Two of the larger American special machine tool companies remain at this time. One is part of a public corporation, and the other is privately held. They are both vulnerable to the causes of failure being discussed. The privately held company must be able to manage large volumes of business and large projects from a working capital standpoint. In addition, there must be continuing progress in management succession following the passing of the family entrepreneur. Both are difficult challenges.
The public company, while diverse to some extent, has a great deal riding on their special machine tool and related businesses. So it must succeed, as financial analysts and public owners are demanding bosses and not particularly sensitive to the business itself or its human side. The top management does not have the depth of special machine tool background that has been traditional in that company or in the industry. There is considerable experience and talent remaining in the ranks. Are they experienced decision-makers or did former management make the important decisions? Their depth and breadth and just how well they are utilized and managed remain to be seen.

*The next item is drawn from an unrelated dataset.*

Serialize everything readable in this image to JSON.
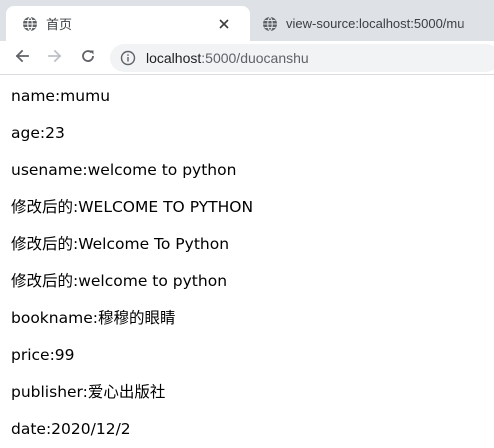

At this time, the global marketplace for special machine tools is in deep recession. At the same time, the American dollar is still very strong, especially against the yen and the Euro, making exchange rates a nearly impossible challenge. Survival for these companies is in serious question.